Psychoanalysis Unit


Siblings, Psychoanalysis and Shakespeare

Juliet Mitchell

My main research is taking the form of a book, which I am writing under the auspices of an Emeritus Leverhulme fellowship. The provisional title is 'Siblings, Psychoanalysis and Shakespeare'. My previous publications have argued for the importance of developing a theoretical place for lateral (sibling) relations on a horizontal axis which interacts with the vertical (parent-child) axis that dominates our understanding of psychoanalytic work.

The book uses Shakespeare's plays to explore the construction of the social along a horizontal axis. Through Shakespeare it develops earlier suggestions of a 'sibling trauma' to match Winnicott's 'trauma of separation' from the mother and the consequent 'Law of the Mother'. The Law primarily prohibits murdering your sibling (particularly your brother) and secondarily having incest with your sibling of either gender.

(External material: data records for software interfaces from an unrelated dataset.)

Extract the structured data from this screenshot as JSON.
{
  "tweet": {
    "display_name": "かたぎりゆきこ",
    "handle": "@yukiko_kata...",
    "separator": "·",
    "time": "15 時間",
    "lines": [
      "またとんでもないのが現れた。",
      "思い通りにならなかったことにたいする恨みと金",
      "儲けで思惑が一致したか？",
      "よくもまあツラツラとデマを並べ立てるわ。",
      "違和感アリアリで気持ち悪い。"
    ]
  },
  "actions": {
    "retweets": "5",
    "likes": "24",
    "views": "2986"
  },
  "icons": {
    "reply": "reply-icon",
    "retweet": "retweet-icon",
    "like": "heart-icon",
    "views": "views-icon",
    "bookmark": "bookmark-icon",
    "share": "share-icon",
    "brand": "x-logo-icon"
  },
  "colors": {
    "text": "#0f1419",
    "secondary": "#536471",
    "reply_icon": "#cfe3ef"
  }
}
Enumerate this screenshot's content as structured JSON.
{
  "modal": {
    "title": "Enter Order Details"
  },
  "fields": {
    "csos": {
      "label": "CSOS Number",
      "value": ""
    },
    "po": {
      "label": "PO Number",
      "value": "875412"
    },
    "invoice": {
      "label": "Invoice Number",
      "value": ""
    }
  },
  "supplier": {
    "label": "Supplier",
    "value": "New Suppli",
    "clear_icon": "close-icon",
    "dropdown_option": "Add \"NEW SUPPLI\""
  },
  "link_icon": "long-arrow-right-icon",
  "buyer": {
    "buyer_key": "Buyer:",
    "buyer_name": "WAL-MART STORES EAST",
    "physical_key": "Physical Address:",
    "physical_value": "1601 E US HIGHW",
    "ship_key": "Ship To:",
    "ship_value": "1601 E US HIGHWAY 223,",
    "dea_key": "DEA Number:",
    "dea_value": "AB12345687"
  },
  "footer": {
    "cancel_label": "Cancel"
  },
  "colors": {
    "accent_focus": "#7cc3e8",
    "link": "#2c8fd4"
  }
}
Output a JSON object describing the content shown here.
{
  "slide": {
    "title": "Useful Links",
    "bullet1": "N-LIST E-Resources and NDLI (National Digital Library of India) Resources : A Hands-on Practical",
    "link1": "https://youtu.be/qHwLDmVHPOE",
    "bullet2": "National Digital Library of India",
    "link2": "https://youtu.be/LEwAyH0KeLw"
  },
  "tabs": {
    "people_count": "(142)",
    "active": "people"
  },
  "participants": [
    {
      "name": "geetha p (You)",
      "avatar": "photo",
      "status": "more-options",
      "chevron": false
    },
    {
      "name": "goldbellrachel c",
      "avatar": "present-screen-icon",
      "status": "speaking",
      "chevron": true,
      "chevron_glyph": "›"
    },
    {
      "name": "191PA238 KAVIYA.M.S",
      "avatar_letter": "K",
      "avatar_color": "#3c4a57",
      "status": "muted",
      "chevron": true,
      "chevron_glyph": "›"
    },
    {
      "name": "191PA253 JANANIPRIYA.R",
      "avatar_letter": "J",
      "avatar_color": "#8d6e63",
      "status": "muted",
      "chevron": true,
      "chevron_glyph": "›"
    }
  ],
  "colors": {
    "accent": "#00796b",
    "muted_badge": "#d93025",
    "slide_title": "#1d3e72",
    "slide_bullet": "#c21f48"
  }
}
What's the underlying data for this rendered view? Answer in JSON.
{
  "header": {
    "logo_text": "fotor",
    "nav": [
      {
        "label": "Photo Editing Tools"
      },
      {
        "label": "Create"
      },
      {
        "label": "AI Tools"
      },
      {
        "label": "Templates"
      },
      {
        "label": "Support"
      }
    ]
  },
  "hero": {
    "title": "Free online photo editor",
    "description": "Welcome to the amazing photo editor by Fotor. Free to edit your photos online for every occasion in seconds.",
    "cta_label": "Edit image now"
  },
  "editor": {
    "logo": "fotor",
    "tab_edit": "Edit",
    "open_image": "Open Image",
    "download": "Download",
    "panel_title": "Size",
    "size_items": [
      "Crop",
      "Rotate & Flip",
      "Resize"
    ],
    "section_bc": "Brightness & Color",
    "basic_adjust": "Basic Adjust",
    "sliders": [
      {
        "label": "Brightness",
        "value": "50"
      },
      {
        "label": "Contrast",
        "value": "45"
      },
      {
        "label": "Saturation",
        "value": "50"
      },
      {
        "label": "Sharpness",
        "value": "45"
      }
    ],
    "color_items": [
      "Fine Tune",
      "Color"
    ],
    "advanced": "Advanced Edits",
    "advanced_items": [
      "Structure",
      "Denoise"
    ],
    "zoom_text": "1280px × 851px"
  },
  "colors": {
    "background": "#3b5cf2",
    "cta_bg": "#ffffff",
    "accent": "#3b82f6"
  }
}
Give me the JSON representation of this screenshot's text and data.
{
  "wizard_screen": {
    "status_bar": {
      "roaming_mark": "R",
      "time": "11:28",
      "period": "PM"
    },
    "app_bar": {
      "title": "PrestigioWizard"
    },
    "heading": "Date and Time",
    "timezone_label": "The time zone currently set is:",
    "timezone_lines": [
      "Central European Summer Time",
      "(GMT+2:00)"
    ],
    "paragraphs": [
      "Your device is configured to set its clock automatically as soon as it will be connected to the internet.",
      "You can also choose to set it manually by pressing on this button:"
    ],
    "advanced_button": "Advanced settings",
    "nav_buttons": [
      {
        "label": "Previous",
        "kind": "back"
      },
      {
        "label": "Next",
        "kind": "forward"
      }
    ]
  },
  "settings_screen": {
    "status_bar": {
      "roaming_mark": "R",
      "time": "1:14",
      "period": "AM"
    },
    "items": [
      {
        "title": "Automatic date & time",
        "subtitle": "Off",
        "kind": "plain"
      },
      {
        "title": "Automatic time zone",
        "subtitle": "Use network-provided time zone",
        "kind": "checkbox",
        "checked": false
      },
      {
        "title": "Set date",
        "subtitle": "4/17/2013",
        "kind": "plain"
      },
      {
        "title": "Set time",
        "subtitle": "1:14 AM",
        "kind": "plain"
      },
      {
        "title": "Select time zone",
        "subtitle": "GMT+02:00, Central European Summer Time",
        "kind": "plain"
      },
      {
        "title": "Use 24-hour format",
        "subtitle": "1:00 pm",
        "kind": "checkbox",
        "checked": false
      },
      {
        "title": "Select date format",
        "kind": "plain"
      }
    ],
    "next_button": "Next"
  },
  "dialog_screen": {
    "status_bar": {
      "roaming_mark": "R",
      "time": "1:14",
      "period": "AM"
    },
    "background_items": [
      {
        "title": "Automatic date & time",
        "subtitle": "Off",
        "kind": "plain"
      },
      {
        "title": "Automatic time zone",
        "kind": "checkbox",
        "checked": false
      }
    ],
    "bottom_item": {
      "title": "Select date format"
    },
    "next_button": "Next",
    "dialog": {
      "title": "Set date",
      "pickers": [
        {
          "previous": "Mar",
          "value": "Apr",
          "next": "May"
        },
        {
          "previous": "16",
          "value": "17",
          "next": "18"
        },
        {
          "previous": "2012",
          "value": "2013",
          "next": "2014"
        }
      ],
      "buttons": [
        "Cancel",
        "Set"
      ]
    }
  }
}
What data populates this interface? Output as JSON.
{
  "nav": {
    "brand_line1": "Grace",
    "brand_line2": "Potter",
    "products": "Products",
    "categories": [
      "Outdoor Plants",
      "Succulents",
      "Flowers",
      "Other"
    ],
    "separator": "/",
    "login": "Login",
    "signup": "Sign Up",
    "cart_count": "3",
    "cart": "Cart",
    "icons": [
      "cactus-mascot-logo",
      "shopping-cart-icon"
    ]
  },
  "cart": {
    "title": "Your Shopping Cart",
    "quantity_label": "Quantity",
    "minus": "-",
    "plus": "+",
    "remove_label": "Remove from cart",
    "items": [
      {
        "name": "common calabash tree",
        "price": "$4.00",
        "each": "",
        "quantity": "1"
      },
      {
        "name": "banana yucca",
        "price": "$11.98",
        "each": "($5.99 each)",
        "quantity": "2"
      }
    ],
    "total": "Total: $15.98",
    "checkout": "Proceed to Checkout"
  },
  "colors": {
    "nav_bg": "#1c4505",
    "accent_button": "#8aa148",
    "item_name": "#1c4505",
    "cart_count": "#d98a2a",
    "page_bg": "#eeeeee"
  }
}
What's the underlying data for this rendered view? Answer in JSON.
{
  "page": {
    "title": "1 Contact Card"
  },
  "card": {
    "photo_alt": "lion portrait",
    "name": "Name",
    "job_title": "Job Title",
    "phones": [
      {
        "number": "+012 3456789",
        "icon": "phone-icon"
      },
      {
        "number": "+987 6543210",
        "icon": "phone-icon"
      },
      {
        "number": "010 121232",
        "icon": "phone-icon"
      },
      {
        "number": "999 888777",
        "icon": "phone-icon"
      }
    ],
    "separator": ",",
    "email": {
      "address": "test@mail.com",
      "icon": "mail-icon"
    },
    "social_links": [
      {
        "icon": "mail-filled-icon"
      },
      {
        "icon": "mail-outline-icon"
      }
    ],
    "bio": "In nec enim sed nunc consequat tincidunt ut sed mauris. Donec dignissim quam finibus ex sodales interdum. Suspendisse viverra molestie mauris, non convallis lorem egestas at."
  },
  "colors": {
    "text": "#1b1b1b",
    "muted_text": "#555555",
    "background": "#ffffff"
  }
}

The desire to murder is split off to enable legal killing in war. The prohibition on sibling sex frees the sister for marriage. This lateral kinship relation of a marital-type contract is distinct from the vertical kinship relation of parenting; war cements the brotherhood of men. Ranging widely through the plays, but with a particular focus on 'Twelfth Night', 'As You Like It', 'Hamlet' and 'A Winter's Tale', Shakespeare helps us see how it is not that society is already there and then marries and goes to war, but that these structures, resulting from prohibitions to lateral relations, themselves create society.